To the bacon, grease add some garlic powder, mustard powder, pepper, and sugar then stir. Add a splash of vinegar…carefully! Hot grease will splatter. And make sure you hold your breath or your will get a snootful of vinegar fumes! Give it a good stir. Pour the dressing over your lettuce and watch it wilt (hence, the name).
The Tower Farmers Market (by the train) runs from 4-6 but some of us will pack up early to get up to Good Ol’ Days on Tower’s Main Drag to get ready for you.
Buy something cold to drink and support Randy and Carol Semo who turn their restaurant over to us for the evening! Cami, our fabulous Market baker, is making cupcakes if you want to treat yourself to a dessert as well!
Don’t miss it! It’s so festive and fun.
Don’t know what I am talking about? Here’s a primer:
Each August, the Tower Farmers Market puts on a BLT feed . Karl Jonas makes his fabulous sourdough bread, we supply the bacon, various vendors supply lettuce and tomatoes…depending upon their supply on that given day. This stuff is fresh,man!
The good people of Good Ol’ Days restaurant let us take the place over (so buy a cold one from them while your there!) and we sell our BLTs. We use it as a small fundraiser for the Market, we donate some of the take to the Tower Food Shelf, and we consider it a celebration of the season. Nothing says summer like a really, really good BLT..am I right?

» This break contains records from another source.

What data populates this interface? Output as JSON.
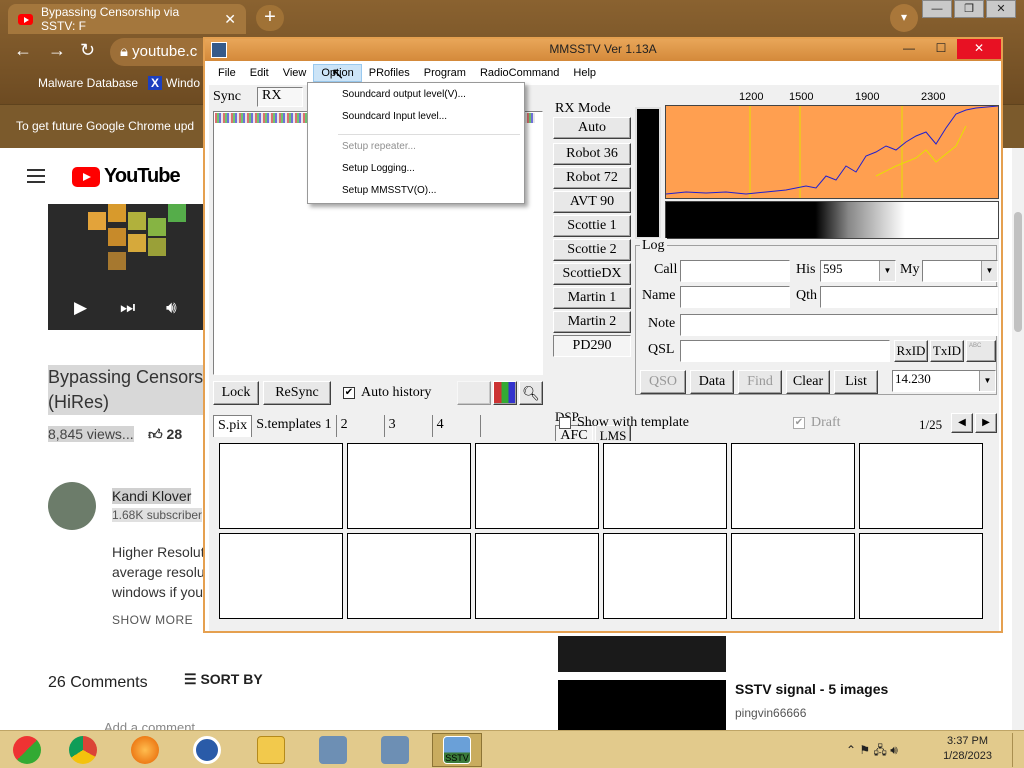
{
  "chrome": {
    "tab_title": "Bypassing Censorship via SSTV: F",
    "omnibox_text": "youtube.c",
    "bookmarks": [
      "Malware Database",
      "Windo"
    ],
    "info_bar": "To get future Google Chrome upd"
  },
  "youtube": {
    "logo_text": "YouTube",
    "video_title": "Bypassing Censorsl (HiRes)",
    "views": "8,845 views...",
    "likes": "28",
    "channel_name": "Kandi Klover",
    "subscribers": "1.68K subscriber",
    "description": "Higher Resolut average resolu windows if you",
    "show_more": "SHOW MORE",
    "comments_count": "26 Comments",
    "sort_by": "SORT BY",
    "add_comment": "Add a comment...",
    "related_title": "SSTV signal - 5 images",
    "related_channel": "pingvin66666"
  },
  "mmsstv": {
    "title": "MMSSTV Ver 1.13A",
    "menu": [
      "File",
      "Edit",
      "View",
      "Option",
      "PRofiles",
      "Program",
      "RadioCommand",
      "Help"
    ],
    "sync_label": "Sync",
    "rx_tab": "RX",
    "rx_mode_label": "RX Mode",
    "rx_modes": [
      "Auto",
      "Robot 36",
      "Robot 72",
      "AVT 90",
      "Scottie 1",
      "Scottie 2",
      "ScottieDX",
      "Martin 1",
      "Martin 2",
      "PD290"
    ],
    "freq_ticks": [
      "1200",
      "1500",
      "1900",
      "2300"
    ],
    "log_label": "Log",
    "call_label": "Call",
    "his_label": "His",
    "his_value": "595",
    "my_label": "My",
    "name_label": "Name",
    "qth_label": "Qth",
    "note_label": "Note",
    "qsl_label": "QSL",
    "rxid_button": "RxID",
    "txid_button": "TxID",
    "abc_button": "ABC",
    "lock_button": "Lock",
    "resync_button": "ReSync",
    "auto_history_label": "Auto history",
    "dsp_label": "DSP",
    "afc_button": "AFC",
    "lms_button": "LMS",
    "qso_button": "QSO",
    "data_button": "Data",
    "find_button": "Find",
    "clear_button": "Clear",
    "list_button": "List",
    "frequency_value": "14.230",
    "show_with_template_label": "Show with template",
    "draft_label": "Draft",
    "page_counter": "1/25",
    "bottom_tabs": [
      "S.pix",
      "S.templates 1",
      "2",
      "3",
      "4"
    ]
  },
  "options_menu": {
    "items": [
      "Soundcard output level(V)...",
      "Soundcard Input level...",
      "Setup repeater...",
      "Setup Logging...",
      "Setup MMSSTV(O)..."
    ]
  },
  "taskbar": {
    "time": "3:37 PM",
    "date": "1/28/2023",
    "sstv_label": "SSTV"
  }
}
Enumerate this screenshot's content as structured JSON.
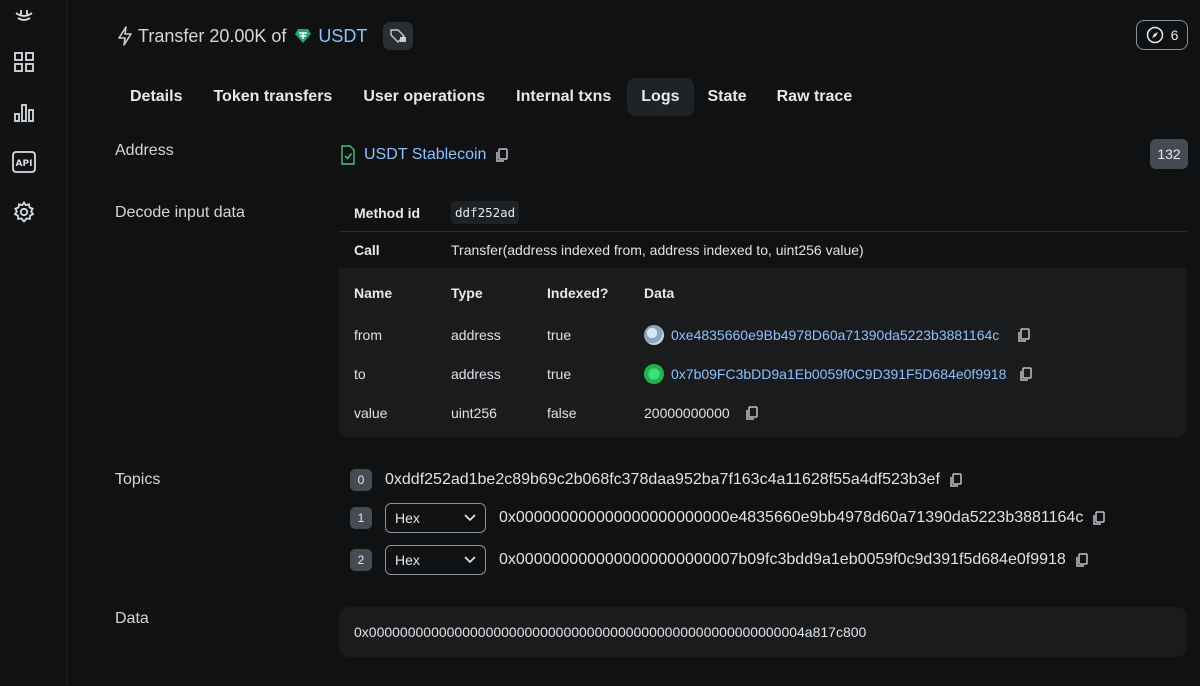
{
  "header": {
    "title_prefix": "Transfer 20.00K of",
    "token_name": "USDT",
    "counter": "6"
  },
  "tabs": [
    {
      "label": "Details"
    },
    {
      "label": "Token transfers"
    },
    {
      "label": "User operations"
    },
    {
      "label": "Internal txns"
    },
    {
      "label": "Logs",
      "active": true
    },
    {
      "label": "State"
    },
    {
      "label": "Raw trace"
    }
  ],
  "log": {
    "address_label": "Address",
    "address_name": "USDT Stablecoin",
    "log_index": "132",
    "decode_label": "Decode input data",
    "method_id_label": "Method id",
    "method_id": "ddf252ad",
    "call_label": "Call",
    "call": "Transfer(address indexed from, address indexed to, uint256 value)",
    "columns": [
      "Name",
      "Type",
      "Indexed?",
      "Data"
    ],
    "params": [
      {
        "name": "from",
        "type": "address",
        "indexed": "true",
        "data": "0xe4835660e9Bb4978D60a71390da5223b3881164c"
      },
      {
        "name": "to",
        "type": "address",
        "indexed": "true",
        "data": "0x7b09FC3bDD9a1Eb0059f0C9D391F5D684e0f9918"
      },
      {
        "name": "value",
        "type": "uint256",
        "indexed": "false",
        "data": "20000000000"
      }
    ],
    "topics_label": "Topics",
    "topics": [
      {
        "index": "0",
        "value": "0xddf252ad1be2c89b69c2b068fc378daa952ba7f163c4a11628f55a4df523b3ef"
      },
      {
        "index": "1",
        "format": "Hex",
        "value": "0x000000000000000000000000e4835660e9bb4978d60a71390da5223b3881164c"
      },
      {
        "index": "2",
        "format": "Hex",
        "value": "0x0000000000000000000000007b09fc3bdd9a1eb0059f0c9d391f5d684e0f9918"
      }
    ],
    "data_label": "Data",
    "data": "0x00000000000000000000000000000000000000000000000000000004a817c800"
  },
  "colors": {
    "background": "#101112",
    "link": "#8ec0ff",
    "panel": "#191b1d",
    "tether": "#26a17b"
  }
}
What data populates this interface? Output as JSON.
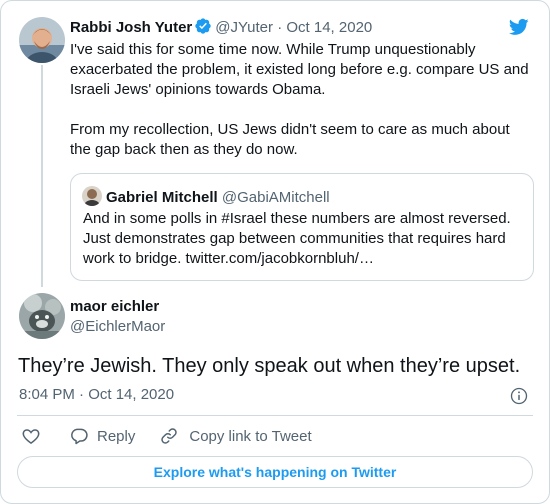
{
  "parent_tweet": {
    "author_name": "Rabbi Josh Yuter",
    "handle": "@JYuter",
    "separator": "·",
    "date": "Oct 14, 2020",
    "paragraphs": [
      "I've said this for some time now. While Trump unquestionably exacerbated the problem, it existed long before e.g. compare US and Israeli Jews' opinions towards Obama.",
      "From my recollection, US Jews didn't seem to care as much about the gap back then as they do now."
    ]
  },
  "quoted_tweet": {
    "author_name": "Gabriel Mitchell",
    "handle": "@GabiAMitchell",
    "text": "And in some polls in #Israel these numbers are almost reversed. Just demonstrates gap between communities that requires hard work to bridge. twitter.com/jacobkornbluh/…"
  },
  "main_tweet": {
    "author_name": "maor eichler",
    "handle": "@EichlerMaor",
    "text": "They’re Jewish. They only speak out when they’re upset.",
    "timestamp": "8:04 PM · Oct 14, 2020"
  },
  "actions": {
    "reply_label": "Reply",
    "copy_link_label": "Copy link to Tweet"
  },
  "explore_label": "Explore what's happening on Twitter",
  "icons": {
    "brand": "twitter-bird-icon",
    "verified": "verified-badge-icon",
    "info": "info-icon",
    "like": "heart-icon",
    "reply": "reply-icon",
    "copy_link": "link-icon"
  },
  "colors": {
    "accent": "#1d9bf0",
    "text": "#0f1419",
    "muted": "#536471",
    "border": "#cfd9de"
  }
}
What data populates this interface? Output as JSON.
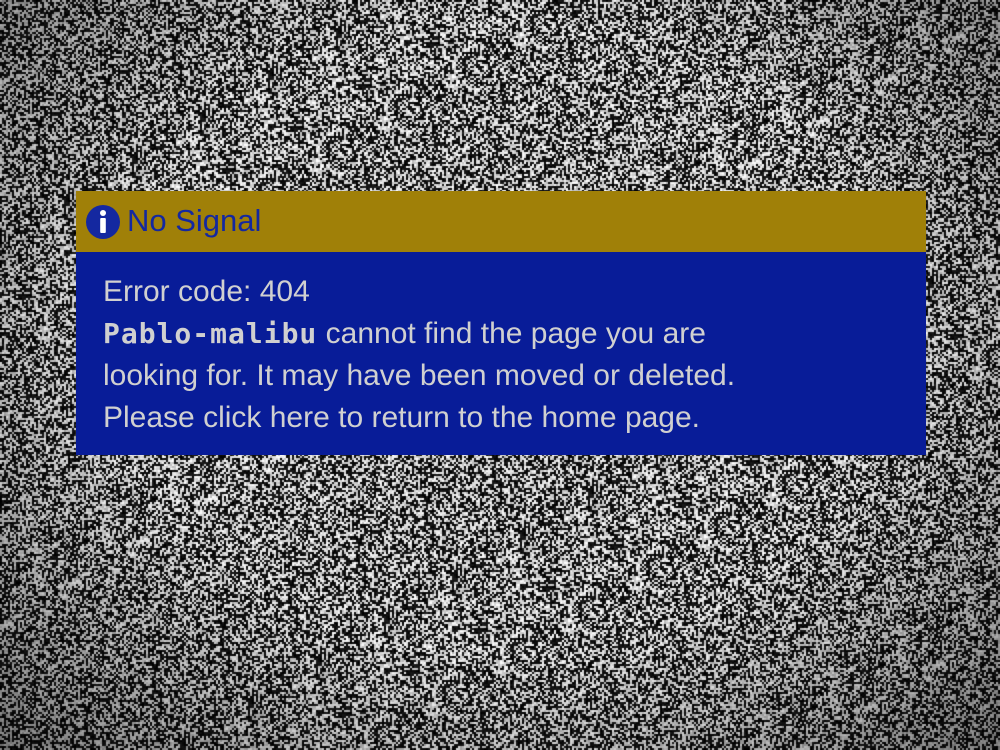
{
  "dialog": {
    "title": "No Signal",
    "icon": "info-icon",
    "error_line": "Error code: 404",
    "site_name": "Pablo-malibu",
    "message_part1": "cannot find the page you are",
    "message_part2": "looking for. It may have been moved or deleted.",
    "home_link": "Please click here to return to the home page."
  },
  "colors": {
    "title_bar": "#a08008",
    "title_text": "#1428a0",
    "body_panel": "#081c98",
    "body_text": "#d0d0d0"
  }
}
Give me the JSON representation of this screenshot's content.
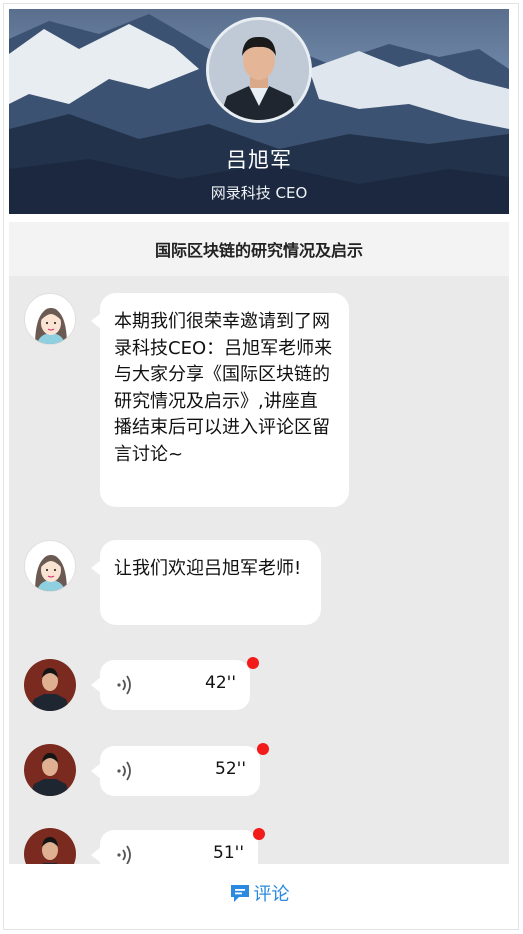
{
  "header": {
    "name": "吕旭军",
    "subtitle": "网录科技 CEO"
  },
  "title": "国际区块链的研究情况及启示",
  "messages": [
    {
      "text": "本期我们很荣幸邀请到了网录科技CEO：吕旭军老师来与大家分享《国际区块链的研究情况及启示》,讲座直播结束后可以进入评论区留言讨论~"
    },
    {
      "text": "让我们欢迎吕旭军老师!"
    }
  ],
  "voice_messages": [
    {
      "duration": "42''"
    },
    {
      "duration": "52''"
    },
    {
      "duration": "51''"
    }
  ],
  "footer": {
    "comment_label": "评论"
  },
  "colors": {
    "accent": "#2b8ae0",
    "unread_dot": "#f31a1a",
    "chat_bg": "#eaeaea"
  }
}
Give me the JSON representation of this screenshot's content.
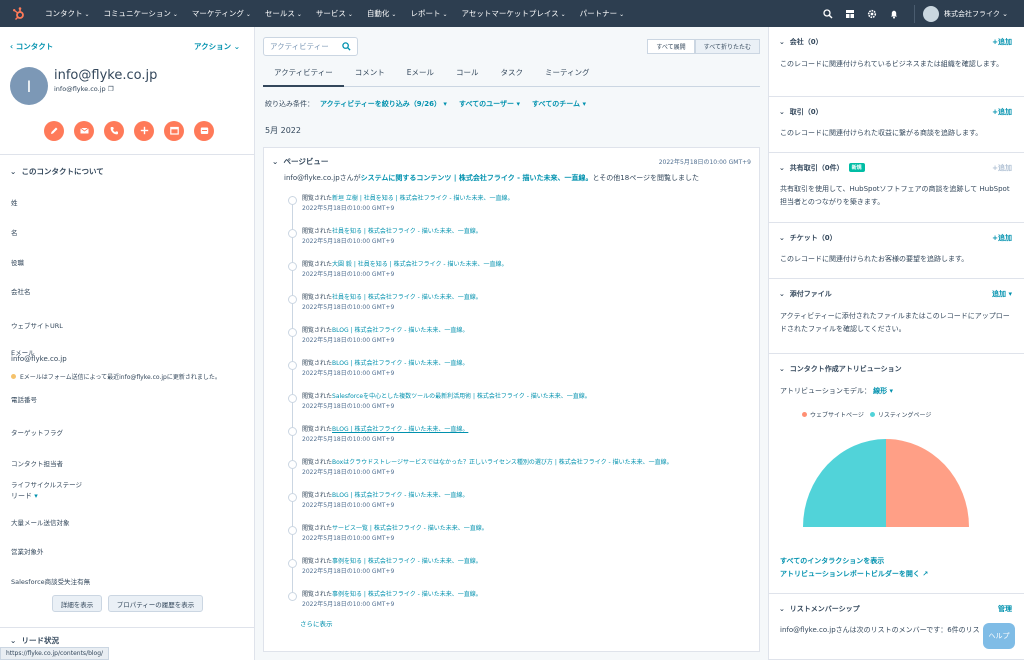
{
  "nav": {
    "items": [
      "コンタクト",
      "コミュニケーション",
      "マーケティング",
      "セールス",
      "サービス",
      "自動化",
      "レポート",
      "アセットマーケットプレイス",
      "パートナー"
    ],
    "account": "株式会社フライク"
  },
  "contact": {
    "back": "コンタクト",
    "actions": "アクション",
    "initial": "I",
    "name": "info@flyke.co.jp",
    "email": "info@flyke.co.jp",
    "action_icons": [
      "note-icon",
      "email-icon",
      "phone-icon",
      "add-icon",
      "meeting-icon",
      "calendar-icon"
    ]
  },
  "about": {
    "title": "このコンタクトについて",
    "props": {
      "last_name": "姓",
      "first_name": "名",
      "job": "役職",
      "company": "会社名",
      "website": "ウェブサイトURL",
      "email_label": "Eメール",
      "email_value": "info@flyke.co.jp",
      "warning": "Eメールはフォーム送信によって最近info@flyke.co.jpに更新されました。",
      "phone": "電話番号",
      "target": "ターゲットフラグ",
      "owner": "コンタクト担当者",
      "lifecycle": "ライフサイクルステージ",
      "lifecycle_value": "リード",
      "bulk": "大量メール送信対象",
      "sales": "営業対象外",
      "sfdc": "Salesforce商談受失注有無"
    },
    "btn_details": "詳細を表示",
    "btn_history": "プロパティーの履歴を表示"
  },
  "lead_section": "リード状況",
  "status_url": "https://flyke.co.jp/contents/blog/",
  "activity": {
    "search_placeholder": "アクティビティー",
    "expand_all": "すべて展開",
    "collapse_all": "すべて折りたたむ",
    "tabs": [
      "アクティビティー",
      "コメント",
      "Eメール",
      "コール",
      "タスク",
      "ミーティング"
    ],
    "filter_label": "絞り込み条件：",
    "filter_activity": "アクティビティーを絞り込み（9/26）",
    "filter_users": "すべてのユーザー",
    "filter_teams": "すべてのチーム",
    "month": "5月 2022",
    "card_title": "ページビュー",
    "card_date": "2022年5月18日の10:00 GMT+9",
    "summary_pre": "info@flyke.co.jpさんが",
    "summary_link": "システムに関するコンテンツ | 株式会社フライク - 描いた未来、一直線。",
    "summary_post": "とその他18ページを閲覧しました",
    "viewed_prefix": "閲覧された",
    "pages": [
      "新垣 立樹 | 社員を知る | 株式会社フライク - 描いた未来、一直線。",
      "社員を知る | 株式会社フライク - 描いた未来、一直線。",
      "大圓 毅 | 社員を知る | 株式会社フライク - 描いた未来、一直線。",
      "社員を知る | 株式会社フライク - 描いた未来、一直線。",
      "BLOG | 株式会社フライク - 描いた未来、一直線。",
      "BLOG | 株式会社フライク - 描いた未来、一直線。",
      "Salesforceを中心とした複数ツールの最新利活用術 | 株式会社フライク - 描いた未来、一直線。",
      "BLOG | 株式会社フライク - 描いた未来、一直線。",
      "Boxはクラウドストレージサービスではなかった？正しいライセンス種別の選び方 | 株式会社フライク - 描いた未来、一直線。",
      "BLOG | 株式会社フライク - 描いた未来、一直線。",
      "サービス一覧 | 株式会社フライク - 描いた未来、一直線。",
      "事例を知る | 株式会社フライク - 描いた未来、一直線。",
      "事例を知る | 株式会社フライク - 描いた未来、一直線。"
    ],
    "item_date": "2022年5月18日の10:00 GMT+9",
    "show_more": "さらに表示"
  },
  "right": {
    "company": {
      "title": "会社（0）",
      "add": "+追加",
      "desc": "このレコードに関連付けられているビジネスまたは組織を確認します。"
    },
    "deals": {
      "title": "取引（0）",
      "add": "+追加",
      "desc": "このレコードに関連付けられた収益に繋がる商談を追跡します。"
    },
    "shared_deals": {
      "title": "共有取引（0件）",
      "badge": "新規",
      "add": "+追加",
      "desc": "共有取引を使用して、HubSpotソフトフェアの商談を追跡して HubSpot担当者とのつながりを築きます。"
    },
    "tickets": {
      "title": "チケット（0）",
      "add": "+追加",
      "desc": "このレコードに関連付けられたお客様の要望を追跡します。"
    },
    "files": {
      "title": "添付ファイル",
      "add": "追加",
      "desc": "アクティビティーに添付されたファイルまたはこのレコードにアップロードされたファイルを確認してください。"
    },
    "attribution": {
      "title": "コンタクト作成アトリビューション",
      "model_label": "アトリビューションモデル：",
      "model_value": "線形",
      "legend": [
        {
          "label": "ウェブサイトページ",
          "color": "#ff8f73"
        },
        {
          "label": "リスティングページ",
          "color": "#51d3d9"
        }
      ],
      "link1": "すべてのインタラクションを表示",
      "link2": "アトリビューションレポートビルダーを開く"
    },
    "lists": {
      "title": "リストメンバーシップ",
      "manage": "管理",
      "desc": "info@flyke.co.jpさんは次のリストのメンバーです：6件のリス"
    }
  },
  "help": "ヘルプ"
}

We do our best to have enough sandwiches to meet demand….but we are taking fresh bread and produce. So, all we can do is plan for a certain number of sandwiches and hope we guess really close. That’s my way of saying, get there early.